- _Task_: Line by line, copy the listing below exactly.

- _Excerpted data_:
-=-=-=-=-
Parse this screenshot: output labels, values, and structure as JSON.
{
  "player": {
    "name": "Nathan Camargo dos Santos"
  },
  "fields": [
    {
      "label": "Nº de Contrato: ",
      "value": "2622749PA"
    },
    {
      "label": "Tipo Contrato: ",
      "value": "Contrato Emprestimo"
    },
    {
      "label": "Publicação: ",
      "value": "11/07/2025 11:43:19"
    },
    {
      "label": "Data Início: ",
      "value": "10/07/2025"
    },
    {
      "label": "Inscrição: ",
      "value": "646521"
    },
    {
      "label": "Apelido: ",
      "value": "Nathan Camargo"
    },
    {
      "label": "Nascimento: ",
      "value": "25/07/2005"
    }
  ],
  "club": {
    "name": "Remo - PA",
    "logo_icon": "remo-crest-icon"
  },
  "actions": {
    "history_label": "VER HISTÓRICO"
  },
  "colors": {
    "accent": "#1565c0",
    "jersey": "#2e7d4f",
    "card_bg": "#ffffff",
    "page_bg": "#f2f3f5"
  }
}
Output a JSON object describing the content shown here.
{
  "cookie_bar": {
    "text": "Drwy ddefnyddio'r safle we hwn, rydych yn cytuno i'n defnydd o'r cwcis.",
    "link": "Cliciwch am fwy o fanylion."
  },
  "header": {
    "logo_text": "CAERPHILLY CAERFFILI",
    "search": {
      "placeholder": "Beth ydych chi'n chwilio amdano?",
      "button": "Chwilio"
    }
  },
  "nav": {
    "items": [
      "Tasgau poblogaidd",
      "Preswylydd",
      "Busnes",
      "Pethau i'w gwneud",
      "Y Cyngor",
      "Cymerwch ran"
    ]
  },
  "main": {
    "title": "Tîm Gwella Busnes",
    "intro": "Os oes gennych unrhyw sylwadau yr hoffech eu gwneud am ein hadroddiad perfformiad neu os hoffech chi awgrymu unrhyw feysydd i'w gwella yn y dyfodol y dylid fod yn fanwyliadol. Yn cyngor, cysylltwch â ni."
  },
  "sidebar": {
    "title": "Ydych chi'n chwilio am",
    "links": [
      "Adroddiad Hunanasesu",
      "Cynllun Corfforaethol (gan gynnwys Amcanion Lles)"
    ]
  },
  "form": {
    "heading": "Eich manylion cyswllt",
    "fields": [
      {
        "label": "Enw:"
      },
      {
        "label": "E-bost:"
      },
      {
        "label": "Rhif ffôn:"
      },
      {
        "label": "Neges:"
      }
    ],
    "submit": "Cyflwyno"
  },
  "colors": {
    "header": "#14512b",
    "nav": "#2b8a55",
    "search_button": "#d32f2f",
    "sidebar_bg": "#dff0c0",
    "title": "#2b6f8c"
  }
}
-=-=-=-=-
- _Task output_:
Parse this screenshot: output labels, values, and structure as JSON.
{
  "player": {
    "name": "Nathan Camargo dos Santos"
  },
  "fields": [
    {
      "label": "Nº de Contrato: ",
      "value": "2622749PA"
    },
    {
      "label": "Tipo Contrato: ",
      "value": "Contrato Emprestimo"
    },
    {
      "label": "Publicação: ",
      "value": "11/07/2025 11:43:19"
    },
    {
      "label": "Data Início: ",
      "value": "10/07/2025"
    },
    {
      "label": "Inscrição: ",
      "value": "646521"
    },
    {
      "label": "Apelido: ",
      "value": "Nathan Camargo"
    },
    {
      "label": "Nascimento: ",
      "value": "25/07/2005"
    }
  ],
  "club": {
    "name": "Remo - PA",
    "logo_icon": "remo-crest-icon"
  },
  "actions": {
    "history_label": "VER HISTÓRICO"
  },
  "colors": {
    "accent": "#1565c0",
    "jersey": "#2e7d4f",
    "card_bg": "#ffffff",
    "page_bg": "#f2f3f5"
  }
}
Output a JSON object describing the content shown here.
{
  "cookie_bar": {
    "text": "Drwy ddefnyddio'r safle we hwn, rydych yn cytuno i'n defnydd o'r cwcis.",
    "link": "Cliciwch am fwy o fanylion."
  },
  "header": {
    "logo_text": "CAERPHILLY CAERFFILI",
    "search": {
      "placeholder": "Beth ydych chi'n chwilio amdano?",
      "button": "Chwilio"
    }
  },
  "nav": {
    "items": [
      "Tasgau poblogaidd",
      "Preswylydd",
      "Busnes",
      "Pethau i'w gwneud",
      "Y Cyngor",
      "Cymerwch ran"
    ]
  },
  "main": {
    "title": "Tîm Gwella Busnes",
    "intro": "Os oes gennych unrhyw sylwadau yr hoffech eu gwneud am ein hadroddiad perfformiad neu os hoffech chi awgrymu unrhyw feysydd i'w gwella yn y dyfodol y dylid fod yn fanwyliadol. Yn cyngor, cysylltwch â ni."
  },
  "sidebar": {
    "title": "Ydych chi'n chwilio am",
    "links": [
      "Adroddiad Hunanasesu",
      "Cynllun Corfforaethol (gan gynnwys Amcanion Lles)"
    ]
  },
  "form": {
    "heading": "Eich manylion cyswllt",
    "fields": [
      {
        "label": "Enw:"
      },
      {
        "label": "E-bost:"
      },
      {
        "label": "Rhif ffôn:"
      },
      {
        "label": "Neges:"
      }
    ],
    "submit": "Cyflwyno"
  },
  "colors": {
    "header": "#14512b",
    "nav": "#2b8a55",
    "search_button": "#d32f2f",
    "sidebar_bg": "#dff0c0",
    "title": "#2b6f8c"
  }
}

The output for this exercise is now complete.